After two years and many stars, Sam Sifton is no longer the restaurant critic at the Times. Which brings us back to the oft-asked question: Why is the Times critic so powerful? How is it that, in an age of Yelp and the Googagat Survey, when everyone and their grandmother seems to put their feelings about their meals onto the Facebook, people still are so caught up in the opinions of one man or woman working from a desk across the street from the Port Authority? There are lots of reasons, but a post on Zagat Buzz today that talks about Sifton from the perspective of a restaurateur under review dances around a major part of it. The Times critic still matters because people and restaurateurs seem to want it to (even if they don't like the results). So the question then becomes: What is the Times doing about its power?

There are lots of professional food critics out there—most major publications have one—and yet none of them seems to be able to get the critical mass of attention the Times writer gets. Which is why one can argue, without much difficulty, that fine dining is one of the areas where the Times still actually wields real power. A good review can save a restaurant, no question. Which is why whoever the Grey Lady picks to replace Sifton is going to be scrutinized within an inch of his or her life (just as Sifton was when he replaced Frank Bruni). It is, after all, a hard job that somebody has to do.

Still, to remain relevant in this age of occupations, things very well may need to change even more than they already have. In his short tenure, Sifton helped refocus the paper of record's restaurant coverage beyond Manhattan and has even taken on a few of the cheaper restaurants normally relegated to the paper's $25 and Under section, while still leaving room to re-review some of the most expensive places on the planet. Now we just need more of that.

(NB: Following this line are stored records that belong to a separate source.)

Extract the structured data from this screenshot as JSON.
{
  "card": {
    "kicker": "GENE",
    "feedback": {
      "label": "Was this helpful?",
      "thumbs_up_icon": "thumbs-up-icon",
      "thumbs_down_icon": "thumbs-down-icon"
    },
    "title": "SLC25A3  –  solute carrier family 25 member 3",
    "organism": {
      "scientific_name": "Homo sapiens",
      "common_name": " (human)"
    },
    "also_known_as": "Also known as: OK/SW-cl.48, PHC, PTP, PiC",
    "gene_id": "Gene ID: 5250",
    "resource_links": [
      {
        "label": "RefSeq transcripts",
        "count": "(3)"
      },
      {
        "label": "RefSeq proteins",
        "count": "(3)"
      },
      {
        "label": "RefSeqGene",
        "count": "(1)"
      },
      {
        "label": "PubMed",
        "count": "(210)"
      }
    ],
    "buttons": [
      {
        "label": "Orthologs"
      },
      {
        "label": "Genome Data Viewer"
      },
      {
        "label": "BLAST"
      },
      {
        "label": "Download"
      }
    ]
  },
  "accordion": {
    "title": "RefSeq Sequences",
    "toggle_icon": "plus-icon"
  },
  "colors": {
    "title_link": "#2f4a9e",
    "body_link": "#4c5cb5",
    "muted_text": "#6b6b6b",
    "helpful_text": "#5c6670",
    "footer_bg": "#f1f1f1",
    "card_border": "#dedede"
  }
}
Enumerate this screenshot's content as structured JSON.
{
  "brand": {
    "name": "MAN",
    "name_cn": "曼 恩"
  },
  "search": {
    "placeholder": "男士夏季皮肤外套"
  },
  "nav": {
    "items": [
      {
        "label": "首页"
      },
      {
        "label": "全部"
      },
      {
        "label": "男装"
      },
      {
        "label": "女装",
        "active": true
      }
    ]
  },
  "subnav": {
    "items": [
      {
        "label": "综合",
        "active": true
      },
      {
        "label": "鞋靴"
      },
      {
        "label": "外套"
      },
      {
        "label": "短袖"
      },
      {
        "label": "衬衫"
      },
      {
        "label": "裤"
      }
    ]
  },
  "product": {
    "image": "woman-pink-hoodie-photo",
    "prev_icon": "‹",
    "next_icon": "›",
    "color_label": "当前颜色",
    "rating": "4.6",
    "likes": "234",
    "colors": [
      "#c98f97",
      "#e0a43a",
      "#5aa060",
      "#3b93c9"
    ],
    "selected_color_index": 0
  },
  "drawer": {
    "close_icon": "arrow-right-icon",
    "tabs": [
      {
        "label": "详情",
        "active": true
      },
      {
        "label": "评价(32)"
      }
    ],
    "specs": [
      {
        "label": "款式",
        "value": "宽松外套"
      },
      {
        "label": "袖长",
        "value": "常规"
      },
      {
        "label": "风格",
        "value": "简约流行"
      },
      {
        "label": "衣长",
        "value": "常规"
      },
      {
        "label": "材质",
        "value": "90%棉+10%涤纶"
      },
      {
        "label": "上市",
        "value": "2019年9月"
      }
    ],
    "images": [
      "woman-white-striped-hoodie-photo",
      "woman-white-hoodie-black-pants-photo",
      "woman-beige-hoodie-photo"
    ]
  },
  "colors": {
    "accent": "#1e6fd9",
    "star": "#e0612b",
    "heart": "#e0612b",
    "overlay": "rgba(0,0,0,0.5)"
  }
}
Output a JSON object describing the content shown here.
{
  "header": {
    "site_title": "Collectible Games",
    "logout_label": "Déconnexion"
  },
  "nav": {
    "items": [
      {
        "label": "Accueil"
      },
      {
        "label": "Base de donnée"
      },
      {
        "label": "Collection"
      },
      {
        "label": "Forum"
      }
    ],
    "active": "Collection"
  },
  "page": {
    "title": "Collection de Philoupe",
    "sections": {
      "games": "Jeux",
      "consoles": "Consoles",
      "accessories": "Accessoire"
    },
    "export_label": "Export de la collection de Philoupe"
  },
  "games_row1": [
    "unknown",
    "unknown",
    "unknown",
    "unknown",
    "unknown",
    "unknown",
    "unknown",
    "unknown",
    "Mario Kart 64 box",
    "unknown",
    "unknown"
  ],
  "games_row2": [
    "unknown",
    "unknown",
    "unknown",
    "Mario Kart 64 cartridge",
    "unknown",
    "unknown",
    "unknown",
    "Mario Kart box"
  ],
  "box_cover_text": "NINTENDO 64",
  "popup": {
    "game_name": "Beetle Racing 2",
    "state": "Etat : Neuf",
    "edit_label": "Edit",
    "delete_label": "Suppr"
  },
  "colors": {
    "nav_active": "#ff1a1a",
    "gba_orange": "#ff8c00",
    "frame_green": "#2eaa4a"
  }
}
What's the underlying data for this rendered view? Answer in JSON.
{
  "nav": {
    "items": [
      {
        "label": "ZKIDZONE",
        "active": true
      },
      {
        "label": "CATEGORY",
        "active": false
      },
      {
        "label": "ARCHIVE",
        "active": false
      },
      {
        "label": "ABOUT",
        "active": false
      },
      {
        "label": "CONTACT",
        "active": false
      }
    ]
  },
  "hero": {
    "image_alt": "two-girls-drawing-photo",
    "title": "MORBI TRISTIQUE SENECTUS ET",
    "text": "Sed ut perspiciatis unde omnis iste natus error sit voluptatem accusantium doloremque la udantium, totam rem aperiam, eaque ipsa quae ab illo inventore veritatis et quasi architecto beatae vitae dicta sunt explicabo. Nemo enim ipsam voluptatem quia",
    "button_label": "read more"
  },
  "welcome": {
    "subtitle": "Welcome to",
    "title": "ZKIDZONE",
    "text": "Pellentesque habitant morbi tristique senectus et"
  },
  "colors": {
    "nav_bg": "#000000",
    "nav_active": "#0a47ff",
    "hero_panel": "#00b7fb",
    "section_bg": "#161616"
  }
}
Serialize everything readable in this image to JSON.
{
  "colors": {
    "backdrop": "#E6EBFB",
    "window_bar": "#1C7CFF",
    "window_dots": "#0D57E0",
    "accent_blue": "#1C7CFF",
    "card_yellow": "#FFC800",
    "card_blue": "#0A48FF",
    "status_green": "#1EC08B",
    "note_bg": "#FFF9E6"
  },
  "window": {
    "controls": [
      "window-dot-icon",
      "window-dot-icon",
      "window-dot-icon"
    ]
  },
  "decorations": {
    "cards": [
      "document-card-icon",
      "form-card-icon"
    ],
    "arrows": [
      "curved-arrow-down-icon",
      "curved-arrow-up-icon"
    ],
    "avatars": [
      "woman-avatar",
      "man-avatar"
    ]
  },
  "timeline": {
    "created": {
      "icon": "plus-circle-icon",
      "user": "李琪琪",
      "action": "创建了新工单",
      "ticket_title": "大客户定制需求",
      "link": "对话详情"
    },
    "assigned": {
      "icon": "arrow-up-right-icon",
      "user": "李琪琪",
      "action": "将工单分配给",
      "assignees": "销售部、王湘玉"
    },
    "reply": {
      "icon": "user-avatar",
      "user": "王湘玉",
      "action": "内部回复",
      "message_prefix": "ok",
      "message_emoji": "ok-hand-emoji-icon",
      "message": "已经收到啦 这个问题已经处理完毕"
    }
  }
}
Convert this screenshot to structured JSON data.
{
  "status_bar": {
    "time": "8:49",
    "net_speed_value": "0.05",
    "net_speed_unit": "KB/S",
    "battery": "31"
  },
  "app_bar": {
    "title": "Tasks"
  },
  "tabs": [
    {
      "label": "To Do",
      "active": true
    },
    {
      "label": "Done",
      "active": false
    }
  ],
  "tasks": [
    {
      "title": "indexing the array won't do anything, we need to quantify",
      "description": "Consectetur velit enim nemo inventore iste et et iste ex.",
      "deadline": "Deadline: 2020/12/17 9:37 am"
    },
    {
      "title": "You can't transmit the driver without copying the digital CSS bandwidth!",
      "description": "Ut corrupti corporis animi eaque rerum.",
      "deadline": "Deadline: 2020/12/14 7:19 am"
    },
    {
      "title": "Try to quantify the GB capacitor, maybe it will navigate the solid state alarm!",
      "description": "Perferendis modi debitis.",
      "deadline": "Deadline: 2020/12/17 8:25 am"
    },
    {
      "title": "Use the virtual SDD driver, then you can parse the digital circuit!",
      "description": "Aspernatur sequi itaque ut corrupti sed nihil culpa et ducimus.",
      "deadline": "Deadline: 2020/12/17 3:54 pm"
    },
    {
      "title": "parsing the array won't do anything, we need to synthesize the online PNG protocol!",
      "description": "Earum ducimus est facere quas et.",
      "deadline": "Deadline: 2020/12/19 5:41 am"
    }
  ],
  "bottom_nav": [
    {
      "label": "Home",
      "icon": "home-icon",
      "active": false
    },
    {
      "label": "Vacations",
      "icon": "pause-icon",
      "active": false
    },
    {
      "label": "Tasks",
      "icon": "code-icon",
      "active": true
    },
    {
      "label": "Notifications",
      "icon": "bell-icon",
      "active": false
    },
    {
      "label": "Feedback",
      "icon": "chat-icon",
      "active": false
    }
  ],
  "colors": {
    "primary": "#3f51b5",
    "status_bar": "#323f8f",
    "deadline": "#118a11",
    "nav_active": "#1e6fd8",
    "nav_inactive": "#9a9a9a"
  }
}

If Sifton's successor wants to keep the post as relevant as it is, they should take Sifton's lead and run with it. And if they want our advice (which, obviously they do, right?) the new critic will be more like Bloomberg's Ryan Sutton (whose tumblr's The Bad Deal and The Price Hike are excellent resources in the current economy) and the Voice's Rob Sietsema (who only seems happy reviewing obscure places in Queens) and really shake up the criticism at Times.